In the January, 2009 issue of Wired, there is an article called: Burning Question - Why are faxes still around? Good question. In the 1990's, I made a reasonably good living consulting with companies around the world about building, marketing and selling information about fax technology and its many offshoots with my company Human Communications. During that time, computer based fax had a very good ten year run and the fax machine was everywhere, but the coming of the Internet threatened to change all of that.
By the close of the decade, I was advising my clients to develop new business models that didn't depend so much upon fax. However, at the same time, I was teaching them about the latest high speed fax (V.34 @ 33.6 kilobits / second) and about the new hot movement, Internet Fax.
The conventional logic at the time was that the Internet was here and nobody needed fax anymore. My view was much more complex. I saw lots of good uses for fax as it existed, but wondered how people would communicate documents over the Internet.
Now, it's ten years later, and fax is still alive and well. It's not as sexy as it seemed to be in the early 90's, but fax machines are everywhere and fax servers are still very common in corporate offices, especially for receiving faxes that will be directed into email boxes. Many corporate citizens never use fax at all, but it's a mode of communication that has fewer dependencies than email (can you read that attachment, does it contain a virus?) and reaches into the smallest office. In my own case, it's still the preferred way to upload information to our corporate expense report system or to send on medical receipts to an insurance company.
Fax. It started running over telegraph wires, took all of the telephone technology developments in stride and now can run over the Internet. It's not perfect, but it does the job of sending paper documents over phone or Internet lines very well.

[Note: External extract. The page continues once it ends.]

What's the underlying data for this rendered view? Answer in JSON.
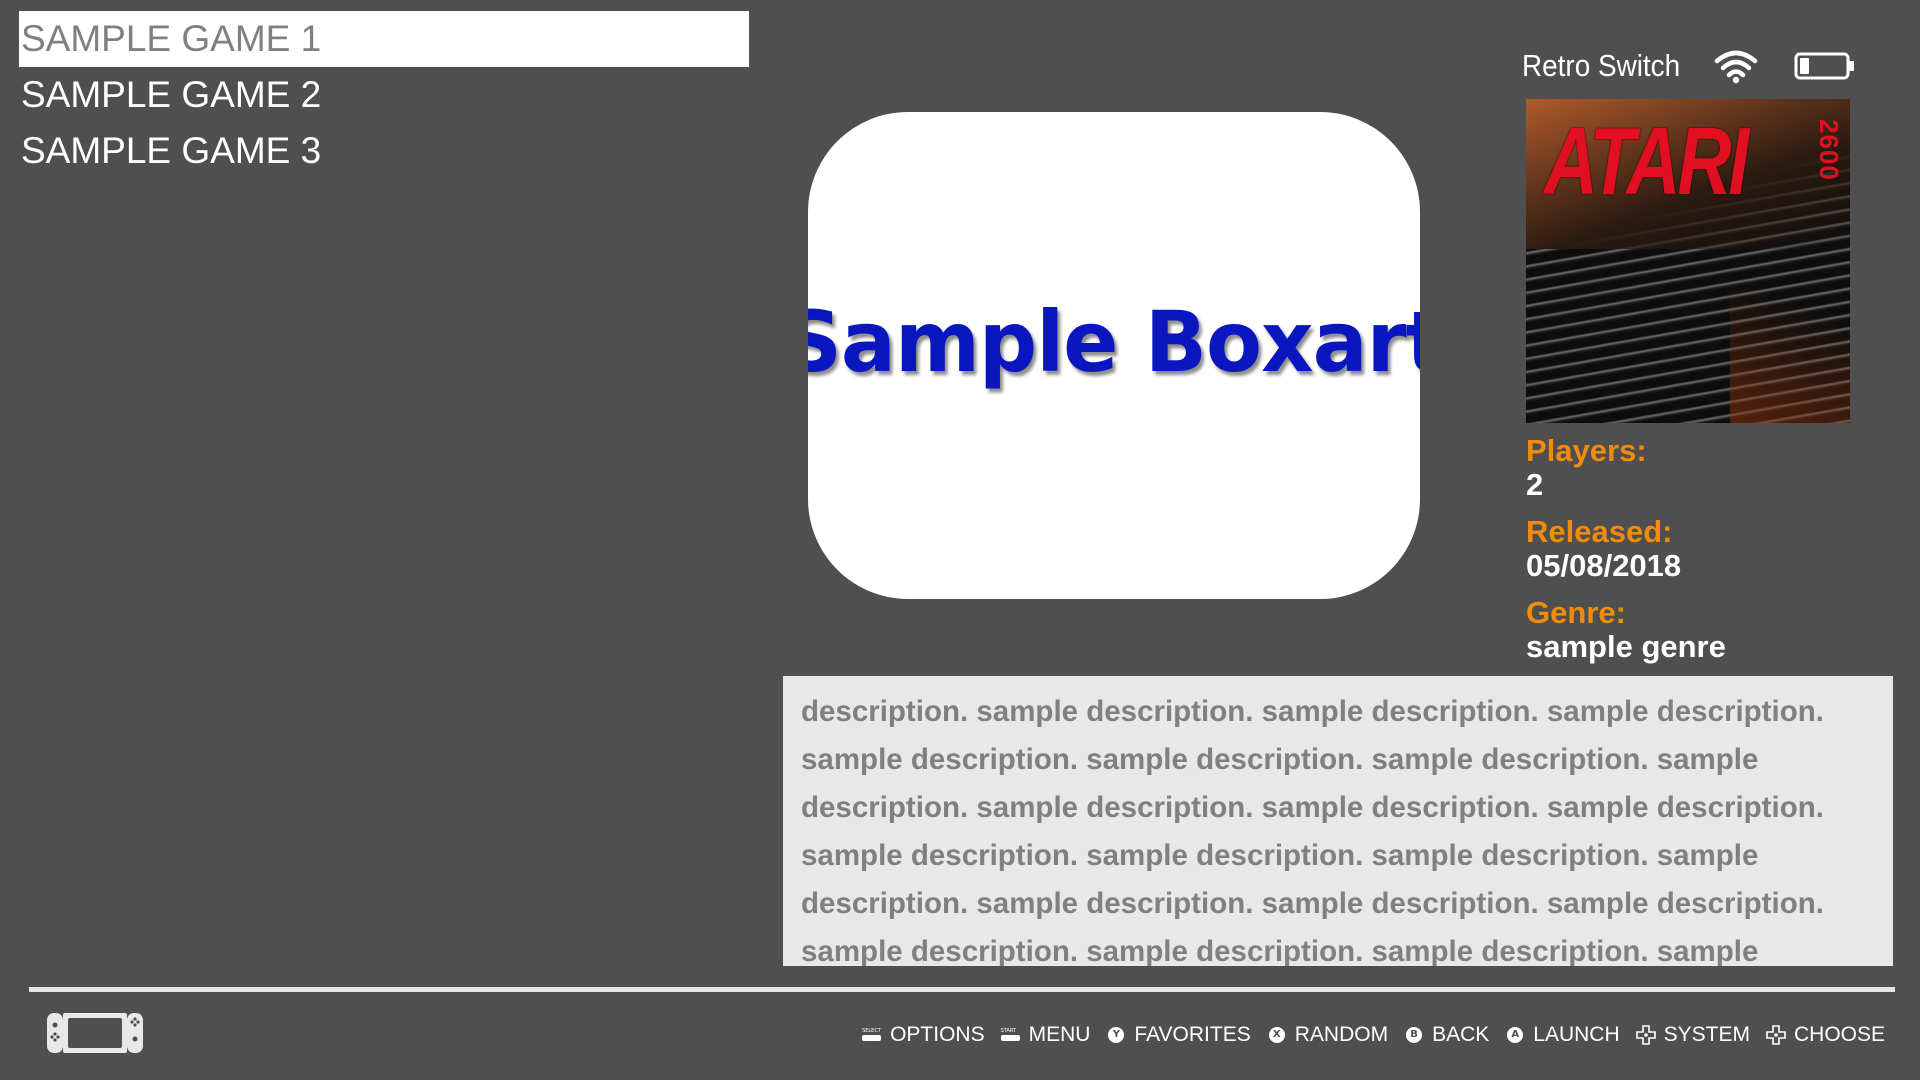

So, think twice before you get rid of that fax machine or opt not to get the fax feature in your next multi-function printer.